== Task requirements ==
Identify all lines of the data containing the string "icon" and copy them.

· · · · · · ·

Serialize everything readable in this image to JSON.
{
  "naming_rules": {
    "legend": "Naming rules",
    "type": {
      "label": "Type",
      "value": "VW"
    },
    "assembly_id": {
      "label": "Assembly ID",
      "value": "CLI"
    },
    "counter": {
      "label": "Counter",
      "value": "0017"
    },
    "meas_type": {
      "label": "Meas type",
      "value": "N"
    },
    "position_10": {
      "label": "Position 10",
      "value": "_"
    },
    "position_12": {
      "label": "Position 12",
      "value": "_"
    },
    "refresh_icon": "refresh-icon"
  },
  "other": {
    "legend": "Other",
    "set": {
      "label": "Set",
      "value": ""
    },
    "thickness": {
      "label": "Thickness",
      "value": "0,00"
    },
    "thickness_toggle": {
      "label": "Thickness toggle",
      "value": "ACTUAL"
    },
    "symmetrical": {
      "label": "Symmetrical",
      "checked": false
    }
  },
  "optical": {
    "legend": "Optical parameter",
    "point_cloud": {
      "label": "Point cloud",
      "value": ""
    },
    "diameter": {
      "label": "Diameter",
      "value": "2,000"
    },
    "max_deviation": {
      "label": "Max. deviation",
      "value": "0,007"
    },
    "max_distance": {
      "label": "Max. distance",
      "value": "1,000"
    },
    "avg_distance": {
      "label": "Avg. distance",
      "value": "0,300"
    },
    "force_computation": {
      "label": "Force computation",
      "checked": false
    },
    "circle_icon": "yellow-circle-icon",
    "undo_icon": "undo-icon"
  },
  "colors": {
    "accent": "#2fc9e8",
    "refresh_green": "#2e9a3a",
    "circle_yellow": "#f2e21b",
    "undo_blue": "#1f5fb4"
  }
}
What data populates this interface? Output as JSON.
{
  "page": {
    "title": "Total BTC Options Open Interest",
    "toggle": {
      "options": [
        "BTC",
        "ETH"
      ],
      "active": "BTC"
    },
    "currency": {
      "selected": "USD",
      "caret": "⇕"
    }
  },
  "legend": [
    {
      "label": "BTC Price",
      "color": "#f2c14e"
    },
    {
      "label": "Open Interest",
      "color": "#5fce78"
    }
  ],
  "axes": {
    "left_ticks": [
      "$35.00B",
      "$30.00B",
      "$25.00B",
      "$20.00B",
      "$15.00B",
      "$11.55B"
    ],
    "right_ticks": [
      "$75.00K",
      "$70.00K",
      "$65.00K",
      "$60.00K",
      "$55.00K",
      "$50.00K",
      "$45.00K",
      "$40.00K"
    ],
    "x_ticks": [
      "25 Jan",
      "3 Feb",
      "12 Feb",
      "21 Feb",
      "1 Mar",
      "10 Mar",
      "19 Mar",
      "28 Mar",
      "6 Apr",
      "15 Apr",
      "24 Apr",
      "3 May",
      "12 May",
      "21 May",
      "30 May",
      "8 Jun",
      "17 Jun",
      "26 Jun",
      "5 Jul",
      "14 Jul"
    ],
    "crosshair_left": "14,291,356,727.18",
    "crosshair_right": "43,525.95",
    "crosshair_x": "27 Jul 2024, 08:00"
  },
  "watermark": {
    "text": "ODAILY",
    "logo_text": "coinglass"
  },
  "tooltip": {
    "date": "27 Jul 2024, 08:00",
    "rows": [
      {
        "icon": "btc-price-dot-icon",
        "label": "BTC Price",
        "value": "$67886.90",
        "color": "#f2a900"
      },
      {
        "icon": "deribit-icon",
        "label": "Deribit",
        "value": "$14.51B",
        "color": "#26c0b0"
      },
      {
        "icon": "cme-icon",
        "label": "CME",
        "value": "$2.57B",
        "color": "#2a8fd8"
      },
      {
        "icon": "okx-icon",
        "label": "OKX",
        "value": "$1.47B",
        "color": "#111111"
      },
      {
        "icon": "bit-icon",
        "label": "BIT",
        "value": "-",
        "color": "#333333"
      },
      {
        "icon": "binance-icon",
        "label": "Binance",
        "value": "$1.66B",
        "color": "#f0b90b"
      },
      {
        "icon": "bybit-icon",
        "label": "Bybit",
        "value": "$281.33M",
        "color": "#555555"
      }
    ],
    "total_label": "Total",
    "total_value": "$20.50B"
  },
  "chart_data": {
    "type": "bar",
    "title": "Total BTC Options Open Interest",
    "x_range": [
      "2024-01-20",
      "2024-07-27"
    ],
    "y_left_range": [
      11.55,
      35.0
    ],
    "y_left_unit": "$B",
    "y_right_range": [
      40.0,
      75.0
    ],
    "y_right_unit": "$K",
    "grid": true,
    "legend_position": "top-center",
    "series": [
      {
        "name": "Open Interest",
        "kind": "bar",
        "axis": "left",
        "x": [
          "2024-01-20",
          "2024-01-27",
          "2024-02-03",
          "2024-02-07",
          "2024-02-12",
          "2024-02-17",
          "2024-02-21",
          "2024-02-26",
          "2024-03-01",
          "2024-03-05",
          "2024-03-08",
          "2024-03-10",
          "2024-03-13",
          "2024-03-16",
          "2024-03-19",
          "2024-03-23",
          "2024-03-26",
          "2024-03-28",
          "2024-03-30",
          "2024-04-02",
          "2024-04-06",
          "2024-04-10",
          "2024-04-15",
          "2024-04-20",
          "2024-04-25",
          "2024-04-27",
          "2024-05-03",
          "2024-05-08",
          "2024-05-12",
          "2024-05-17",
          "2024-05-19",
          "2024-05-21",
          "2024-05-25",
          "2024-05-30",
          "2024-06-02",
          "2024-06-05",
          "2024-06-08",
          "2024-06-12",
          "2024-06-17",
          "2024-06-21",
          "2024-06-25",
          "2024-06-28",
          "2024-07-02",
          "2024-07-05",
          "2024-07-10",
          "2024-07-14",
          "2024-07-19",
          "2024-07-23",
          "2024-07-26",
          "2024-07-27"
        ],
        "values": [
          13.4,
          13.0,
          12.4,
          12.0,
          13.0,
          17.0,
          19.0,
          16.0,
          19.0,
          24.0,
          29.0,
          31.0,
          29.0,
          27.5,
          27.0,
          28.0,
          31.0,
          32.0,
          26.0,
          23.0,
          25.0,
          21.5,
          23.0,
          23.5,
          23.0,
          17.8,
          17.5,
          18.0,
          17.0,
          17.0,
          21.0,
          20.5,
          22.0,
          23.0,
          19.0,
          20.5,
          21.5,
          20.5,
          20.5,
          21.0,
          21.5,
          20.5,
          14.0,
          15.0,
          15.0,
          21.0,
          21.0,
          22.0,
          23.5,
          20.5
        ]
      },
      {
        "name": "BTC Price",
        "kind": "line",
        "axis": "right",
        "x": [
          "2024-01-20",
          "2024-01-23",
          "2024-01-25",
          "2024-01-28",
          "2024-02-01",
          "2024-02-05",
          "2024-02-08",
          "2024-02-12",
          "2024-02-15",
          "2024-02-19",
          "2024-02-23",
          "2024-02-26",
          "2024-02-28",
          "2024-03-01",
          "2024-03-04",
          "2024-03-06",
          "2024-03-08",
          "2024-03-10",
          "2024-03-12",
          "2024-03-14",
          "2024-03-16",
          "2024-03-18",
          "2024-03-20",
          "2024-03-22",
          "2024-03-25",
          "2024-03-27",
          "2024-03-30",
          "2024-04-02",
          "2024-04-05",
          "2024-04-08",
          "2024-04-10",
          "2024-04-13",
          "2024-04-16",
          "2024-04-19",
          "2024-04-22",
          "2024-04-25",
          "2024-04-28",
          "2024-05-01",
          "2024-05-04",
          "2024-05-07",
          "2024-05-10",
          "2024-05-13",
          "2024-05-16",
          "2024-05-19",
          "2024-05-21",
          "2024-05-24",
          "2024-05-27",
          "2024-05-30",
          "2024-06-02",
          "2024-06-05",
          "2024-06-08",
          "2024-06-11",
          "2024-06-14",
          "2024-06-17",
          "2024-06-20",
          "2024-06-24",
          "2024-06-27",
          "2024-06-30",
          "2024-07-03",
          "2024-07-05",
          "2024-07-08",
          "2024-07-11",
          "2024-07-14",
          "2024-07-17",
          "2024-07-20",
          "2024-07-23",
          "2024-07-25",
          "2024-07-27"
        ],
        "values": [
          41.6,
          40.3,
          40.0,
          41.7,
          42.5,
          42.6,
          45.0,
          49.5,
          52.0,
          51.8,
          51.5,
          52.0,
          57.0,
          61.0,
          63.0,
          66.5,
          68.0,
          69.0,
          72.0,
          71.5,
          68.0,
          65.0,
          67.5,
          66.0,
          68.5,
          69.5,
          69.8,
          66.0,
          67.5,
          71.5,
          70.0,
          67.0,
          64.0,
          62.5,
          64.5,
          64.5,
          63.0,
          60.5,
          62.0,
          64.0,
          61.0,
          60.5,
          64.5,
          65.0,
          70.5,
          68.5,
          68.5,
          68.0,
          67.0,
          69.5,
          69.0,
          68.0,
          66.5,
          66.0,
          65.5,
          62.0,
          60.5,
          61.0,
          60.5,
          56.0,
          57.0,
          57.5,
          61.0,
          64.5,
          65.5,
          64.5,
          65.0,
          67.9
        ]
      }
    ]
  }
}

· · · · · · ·

== Task answer ==
    "refresh_icon": "refresh-icon"
    "circle_icon": "yellow-circle-icon",
    "undo_icon": "undo-icon"
        "icon": "btc-price-dot-icon",
        "icon": "deribit-icon",
        "icon": "cme-icon",
        "icon": "okx-icon",
        "icon": "bit-icon",
        "icon": "binance-icon",
        "icon": "bybit-icon",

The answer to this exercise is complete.